Vincent’s blindness to himself is mirrored in Rasputin, the cat a girlfriend of his had rescued after it was hit and left deeply damaged. Rasputin’s large, unseeing eyes, the preternatural charisma of the cat’s insane namesake, the cat’s distress when too many people are present create but one of the doubling effects laced throughout this novel.
Craig Clevenger reveals himself through his first novel, The Contortionist’s Handbook, to be an abnormally gifted writer—with an remarkable power to spin narrative. He has an inordinate ability to create suspense out of accruing details. Clevenger’s rich vision of being down-and-out reverberates with Michael Chabon’s vision of 1930s New York in The Amazing Adventures of Kavalier & Clay.
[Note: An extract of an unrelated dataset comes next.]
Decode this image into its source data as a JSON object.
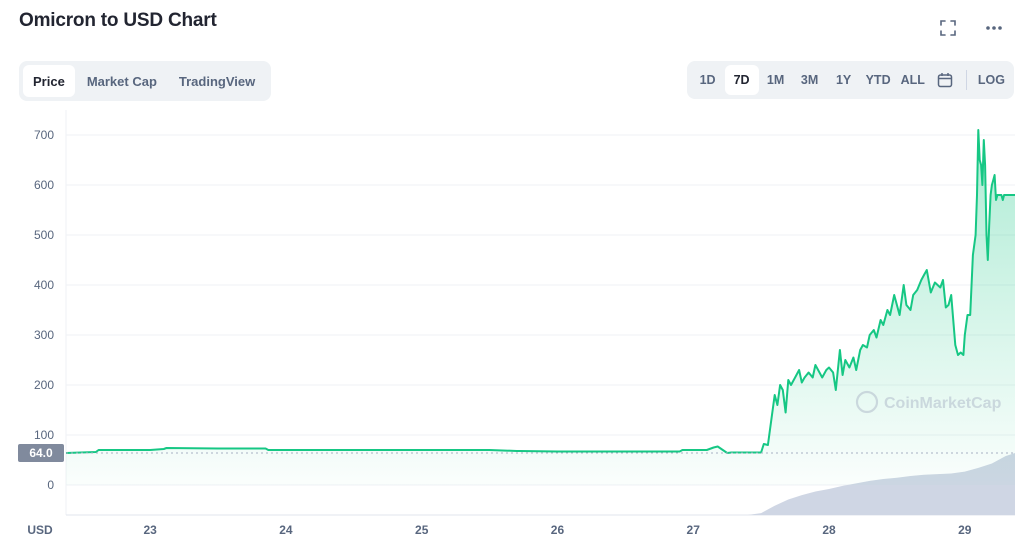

Clevenger’s knowledge of literary terrain is breath-taking and helps make The Contortionist’s Handbook a very satisfying read. The good news is Clevenger is busy working on a second novel. And, who knows, maybe John Dolan Vincent will appear again somewhere down the road.